• [Exercise directions] Using the records below, find how many lines hold the word "value" and reply with only that number.

• [Stored dataset items]
★ ★ ★
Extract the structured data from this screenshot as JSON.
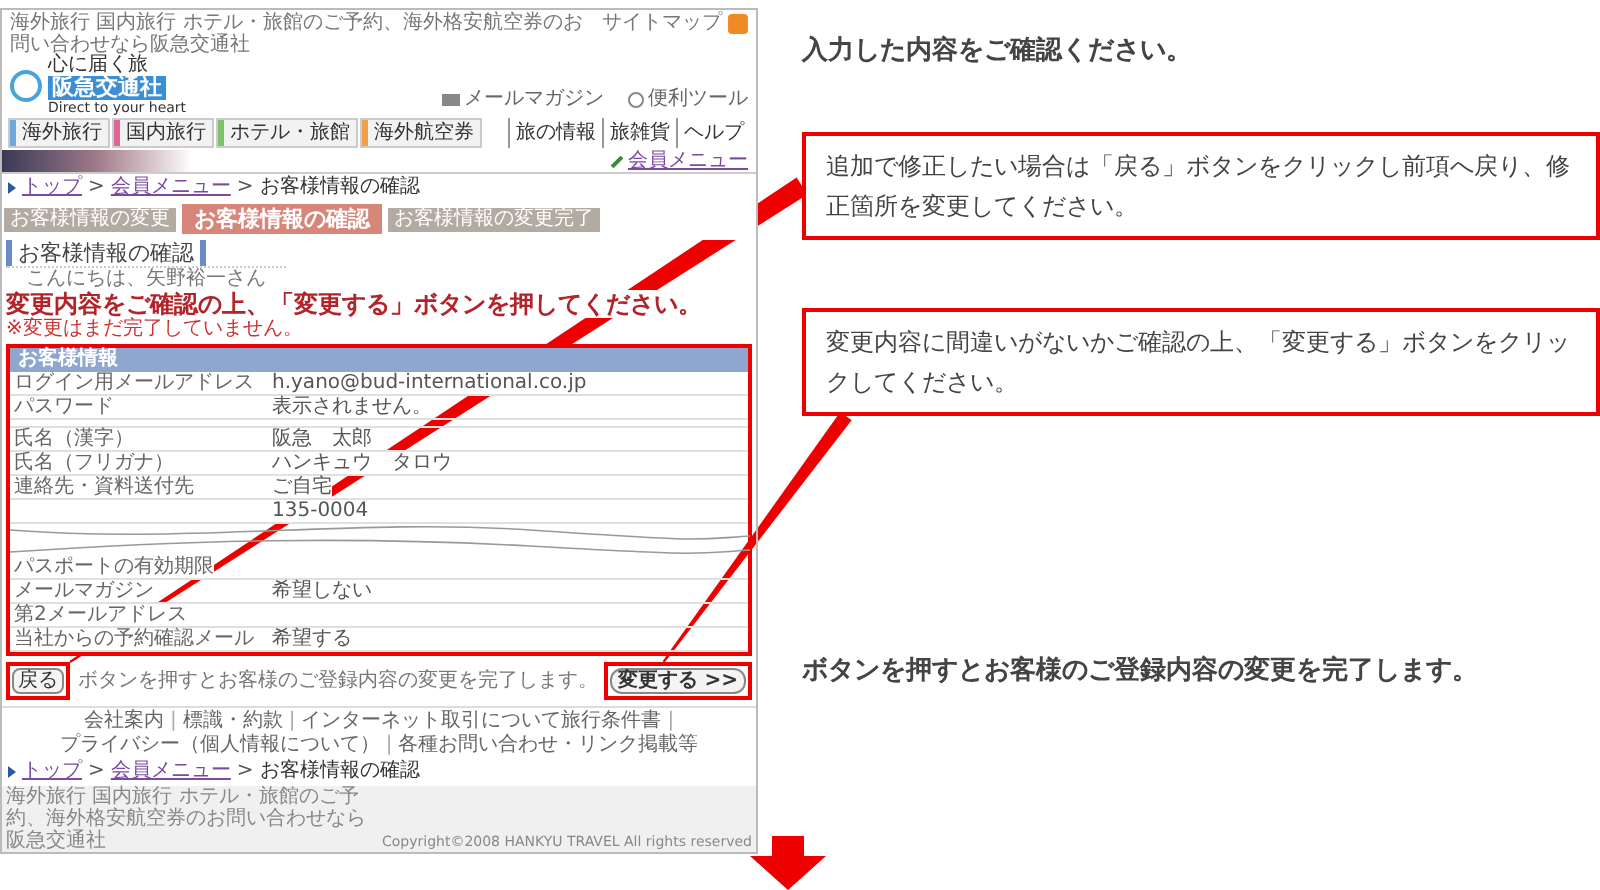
{
  "site": {
    "tagline": "海外旅行 国内旅行 ホテル・旅館のご予約、海外格安航空券のお問い合わせなら阪急交通社",
    "sitemap": "サイトマップ",
    "logo_catch": "心に届く旅",
    "logo_name": "阪急交通社",
    "logo_slogan": "Direct to your heart",
    "utility_links": [
      "メールマガジン",
      "便利ツール"
    ],
    "nav_tabs": [
      {
        "label": "海外旅行",
        "color": "#6fa8dc"
      },
      {
        "label": "国内旅行",
        "color": "#e06699"
      },
      {
        "label": "ホテル・旅館",
        "color": "#7cc26a"
      },
      {
        "label": "海外航空券",
        "color": "#f0a04b"
      }
    ],
    "sub_nav": [
      "旅の情報",
      "旅雑貨",
      "ヘルプ"
    ],
    "member_menu": "会員メニュー"
  },
  "breadcrumb": [
    {
      "kind": "link",
      "label": "トップ"
    },
    {
      "kind": "sep",
      "label": ">"
    },
    {
      "kind": "link",
      "label": "会員メニュー"
    },
    {
      "kind": "sep",
      "label": ">"
    },
    {
      "kind": "current",
      "label": "お客様情報の確認"
    }
  ],
  "steps": [
    {
      "label": "お客様情報の変更",
      "selected": false
    },
    {
      "label": "お客様情報の確認",
      "selected": true
    },
    {
      "label": "お客様情報の変更完了",
      "selected": false
    }
  ],
  "section_title": "お客様情報の確認",
  "greeting": "こんにちは、矢野裕一さん",
  "headline": "変更内容をご確認の上、「変更する」ボタンを押してください。",
  "note": "※変更はまだ完了していません。",
  "table": {
    "header": "お客様情報",
    "rows": [
      {
        "kind": "row",
        "label": "ログイン用メールアドレス",
        "value": "h.yano@bud-international.co.jp"
      },
      {
        "kind": "row",
        "label": "パスワード",
        "value": "表示されません。"
      },
      {
        "kind": "gap"
      },
      {
        "kind": "row",
        "label": "氏名（漢字）",
        "value": "阪急　太郎"
      },
      {
        "kind": "row",
        "label": "氏名（フリガナ）",
        "value": "ハンキュウ　タロウ"
      },
      {
        "kind": "row",
        "label": "連絡先・資料送付先",
        "value": "ご自宅"
      },
      {
        "kind": "row",
        "value": "135-0004"
      },
      {
        "kind": "break"
      },
      {
        "kind": "row",
        "label": "パスポートの有効期限"
      },
      {
        "kind": "row",
        "label": "メールマガジン",
        "value": "希望しない"
      },
      {
        "kind": "row",
        "label": "第2メールアドレス"
      },
      {
        "kind": "row",
        "label": "当社からの予約確認メール",
        "value": "希望する"
      }
    ]
  },
  "back_button": "戻る",
  "submit_note": "ボタンを押すとお客様のご登録内容の変更を完了します。",
  "submit_button": "変更する >>",
  "footer_links": [
    {
      "kind": "link",
      "label": "会社案内"
    },
    {
      "kind": "sep",
      "label": "|"
    },
    {
      "kind": "link",
      "label": "標識・約款"
    },
    {
      "kind": "sep",
      "label": "|"
    },
    {
      "kind": "link",
      "label": "インターネット取引について旅行条件書"
    },
    {
      "kind": "sep",
      "label": "|"
    },
    {
      "kind": "link",
      "label": "プライバシー（個人情報について）"
    },
    {
      "kind": "sep",
      "label": "|"
    },
    {
      "kind": "link",
      "label": "各種お問い合わせ・リンク掲載等"
    }
  ],
  "footer_breadcrumb": [
    {
      "kind": "link",
      "label": "トップ"
    },
    {
      "kind": "sep",
      "label": ">"
    },
    {
      "kind": "link",
      "label": "会員メニュー"
    },
    {
      "kind": "sep",
      "label": ">"
    },
    {
      "kind": "current",
      "label": "お客様情報の確認"
    }
  ],
  "footer_tagline": "海外旅行 国内旅行 ホテル・旅館のご予約、海外格安航空券のお問い合わせなら阪急交通社",
  "copyright": "Copyright©2008 HANKYU TRAVEL All rights reserved",
  "annotations": [
    {
      "kind": "plain",
      "text": "入力した内容をご確認ください。"
    },
    {
      "kind": "callout",
      "text": "追加で修正したい場合は「戻る」ボタンをクリックし前項へ戻り、修正箇所を変更してください。"
    },
    {
      "kind": "callout",
      "text": "変更内容に間違いがないかご確認の上、「変更する」ボタンをクリックしてください。"
    },
    {
      "kind": "plain",
      "text": "ボタンを押すとお客様のご登録内容の変更を完了します。"
    }
  ]
}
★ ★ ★
• [Result] 8